◆ What this task involves: Without the pictures, write the listing below out again, line for line.

◆ Records supplied:
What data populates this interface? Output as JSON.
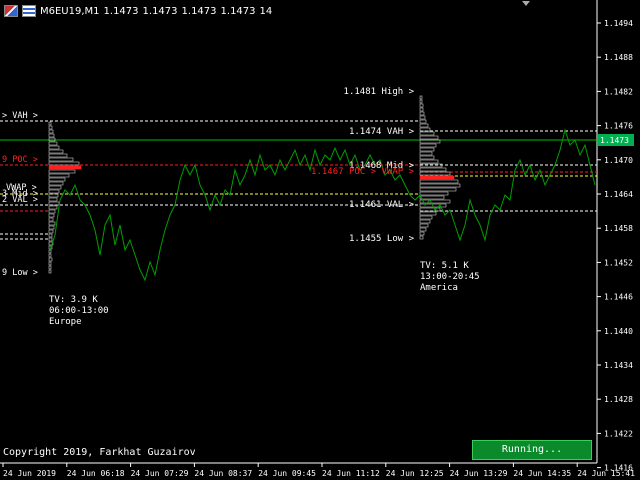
{
  "header": {
    "symbol_timeframe": "M6EU19,M1",
    "bid": "1.1473",
    "ohlc_high": "1.1473",
    "ohlc_low": "1.1473",
    "ohlc_close": "1.1473",
    "volume": "14"
  },
  "price_axis": {
    "ticks": [
      "1.1494",
      "1.1488",
      "1.1482",
      "1.1476",
      "1.1470",
      "1.1464",
      "1.1458",
      "1.1452",
      "1.1446",
      "1.1440",
      "1.1434",
      "1.1428",
      "1.1422",
      "1.1416"
    ],
    "current_price": "1.1473",
    "current_price_color": "#00b050"
  },
  "time_axis": {
    "ticks": [
      "24 Jun 2019",
      "24 Jun 06:18",
      "24 Jun 07:29",
      "24 Jun 08:37",
      "24 Jun 09:45",
      "24 Jun 11:12",
      "24 Jun 12:25",
      "24 Jun 13:29",
      "24 Jun 14:35",
      "24 Jun 15:41"
    ]
  },
  "sessions": {
    "left": {
      "labels": {
        "vah": "> VAH >",
        "poc": "9 POC >",
        "vwap": "VWAP >",
        "mid": "3 Mid >",
        "val": "2 VAL >",
        "low": "9 Low >"
      },
      "volume": "TV: 3.9 K",
      "hours": "06:00-13:00",
      "name": "Europe"
    },
    "right": {
      "labels": {
        "high": "1.1481 High >",
        "vah": "1.1474 VAH >",
        "mid": "1.1468 Mid >",
        "poc": "1.1467 POC > VWAP >",
        "val": "1.1461 VAL >",
        "low": "1.1455 Low >"
      },
      "volume": "TV: 5.1 K",
      "hours": "13:00-20:45",
      "name": "America"
    }
  },
  "colors": {
    "price_line": "#00a000",
    "poc": "#ff2020",
    "value_area": "#ffffff",
    "vwap": "#ffff40",
    "current_line": "#00c000"
  },
  "footer": {
    "copyright": "Copyright 2019, Farkhat Guzairov",
    "status_button": "Running..."
  }
}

◆ Solution for this exercise:
What data populates this interface? Output as JSON.
{
  "header": {
    "symbol_timeframe": "M6EU19,M1",
    "bid": "1.1473",
    "ohlc_high": "1.1473",
    "ohlc_low": "1.1473",
    "ohlc_close": "1.1473",
    "volume": "14"
  },
  "price_axis": {
    "ticks": [
      "1.1494",
      "1.1488",
      "1.1482",
      "1.1476",
      "1.1470",
      "1.1464",
      "1.1458",
      "1.1452",
      "1.1446",
      "1.1440",
      "1.1434",
      "1.1428",
      "1.1422",
      "1.1416"
    ],
    "current_price": "1.1473",
    "current_price_color": "#00b050"
  },
  "time_axis": {
    "ticks": [
      "24 Jun 2019",
      "24 Jun 06:18",
      "24 Jun 07:29",
      "24 Jun 08:37",
      "24 Jun 09:45",
      "24 Jun 11:12",
      "24 Jun 12:25",
      "24 Jun 13:29",
      "24 Jun 14:35",
      "24 Jun 15:41"
    ]
  },
  "sessions": {
    "left": {
      "labels": {
        "vah": "> VAH >",
        "poc": "9 POC >",
        "vwap": "VWAP >",
        "mid": "3 Mid >",
        "val": "2 VAL >",
        "low": "9 Low >"
      },
      "volume": "TV: 3.9 K",
      "hours": "06:00-13:00",
      "name": "Europe"
    },
    "right": {
      "labels": {
        "high": "1.1481 High >",
        "vah": "1.1474 VAH >",
        "mid": "1.1468 Mid >",
        "poc": "1.1467 POC > VWAP >",
        "val": "1.1461 VAL >",
        "low": "1.1455 Low >"
      },
      "volume": "TV: 5.1 K",
      "hours": "13:00-20:45",
      "name": "America"
    }
  },
  "colors": {
    "price_line": "#00a000",
    "poc": "#ff2020",
    "value_area": "#ffffff",
    "vwap": "#ffff40",
    "current_line": "#00c000"
  },
  "footer": {
    "copyright": "Copyright 2019, Farkhat Guzairov",
    "status_button": "Running..."
  }
}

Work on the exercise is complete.